Standard in both SUVs is a 5.3L EcoTec V8 engine producing 355 horsepower and 383 lb-ft of torque. The engine is paired with a responsive 6-speed transmission and a best in class V8 highway fuel economy of 22 mpg. For those looking for more horsepower, an available 6.2L EcoTec V8 is available, producing 420 horsepower and 460 lb-ft of torque. The larger engine is paired with a 10-speed transmission to help send the increased power to the wheels. All trim levels are available in either 2-wheel drive or 4-wheel drive, providing impressive handling both on and off road. When properly equipped, the Suburban can tow up to 8,300 pounds; the Tahoe 8,600 pounds--made easier to manage thanks to the transmission's TapShift controls, dedicated Tow/Haul mode and Auto Grade Braking.
Inside, the Suburban and Tahoe continue to excel in ride quality, as the previous-generation models had, but their interiors have been upgraded and their instrument panels get a sharper, more modern and detailed look. Most versions get an 8-inch touch-screen audio system that also conceals a hidden dash compartment. Chevy claims the center console compartment is large enough for a laptop or iPad.
The base LS trim models include tri-zone automatic climate control, power windows, locks and mirrors, a rear-vision camera system, Rear Park Assist sensors, GM's OnStar concierge and convenience system (including six months of the Directions & Connections plan), 8-inch infotainment touchscreen and an audio system that includes Apple CarPlay, Android Auto, HD Radio and SiriusXM satellite radio compatibility.

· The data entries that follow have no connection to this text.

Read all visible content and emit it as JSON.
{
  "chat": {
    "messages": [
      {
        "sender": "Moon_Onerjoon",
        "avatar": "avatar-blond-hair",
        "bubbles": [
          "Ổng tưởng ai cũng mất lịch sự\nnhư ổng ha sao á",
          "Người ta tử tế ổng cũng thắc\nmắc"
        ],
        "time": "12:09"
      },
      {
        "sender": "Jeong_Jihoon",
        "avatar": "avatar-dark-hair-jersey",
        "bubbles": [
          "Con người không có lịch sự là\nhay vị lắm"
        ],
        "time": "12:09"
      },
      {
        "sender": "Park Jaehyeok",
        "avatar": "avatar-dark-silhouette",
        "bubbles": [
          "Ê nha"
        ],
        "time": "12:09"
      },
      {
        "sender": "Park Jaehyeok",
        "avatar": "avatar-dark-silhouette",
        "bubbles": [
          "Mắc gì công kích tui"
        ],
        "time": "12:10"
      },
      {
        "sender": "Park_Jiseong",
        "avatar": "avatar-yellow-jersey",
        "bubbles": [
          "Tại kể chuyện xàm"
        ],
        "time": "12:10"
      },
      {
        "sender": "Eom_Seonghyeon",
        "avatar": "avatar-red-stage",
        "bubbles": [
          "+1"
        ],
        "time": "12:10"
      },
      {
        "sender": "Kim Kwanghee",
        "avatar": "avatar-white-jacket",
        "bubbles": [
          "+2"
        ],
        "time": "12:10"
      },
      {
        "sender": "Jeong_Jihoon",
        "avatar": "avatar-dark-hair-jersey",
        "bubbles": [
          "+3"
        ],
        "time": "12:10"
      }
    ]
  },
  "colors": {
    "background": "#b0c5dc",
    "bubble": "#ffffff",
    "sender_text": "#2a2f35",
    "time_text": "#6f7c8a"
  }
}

Moving up to the LT trim adds leather upholstery, heated front seats, a power liftgate, a heavy-duty locking rear differential, the enhanced MyLink touch-screen connectivity, 9-speaker Bose sound system and the Enhanced Driver Alert Package. This package includes forward collision alert, lane keep assist, low speed forward automatic braking, IntelliBeam headlamps and safety alert seat. Additionally, the LT adds the potential to option up to items such as keyless entry with push-button start, full Front and Rear Park Assist, a sunroof, a navigation system and a rear-seat entertainment system with dual screens and Blu-Ray compatibility.
At the top of the lineup, the Premier includes most of those aforementioned items as standard except for the rear-seat entertainment and power sunroof, which are also optional. The Premier gets loads of meaningful upgrades, including 20-inch wheels, keyless entry, heated side mirrors, upgraded trims, fog lamps, the Magnetic Ride Control suspension, heated and cooled front seats, power-folding second-row and third-row seats and Bose Centerpoint surround audio.
The roomier Suburban is the way to go for three rows of seating. The second row can be specified with either a 60/40-split bench seat or with dual bucket seats. A power-folding arrangement is available. The Suburban provides considerably easier entry to the third row, thanks to wider door openings.
All Tahoe and Suburban models continue with sturdy body-on-frame construction, although the frame has been strengthened; there's a wider track that aids stability; and additional noise-and-vibration damping measures have been added to make the cabin especially quiet. At the top Premier trim level, it comes with magnetic ride control, which can 'read' the road and constantly adjusting the way that the suspension responds, softening it for bumpy, pitchy surfaces or firming it up for quick emergency maneuvers. All of these models now include precise, variable-assist electric power steering, as well as 4-wheel disc brakes with Duralife brake rotors which GM claims, last twice as long as ordinary ones.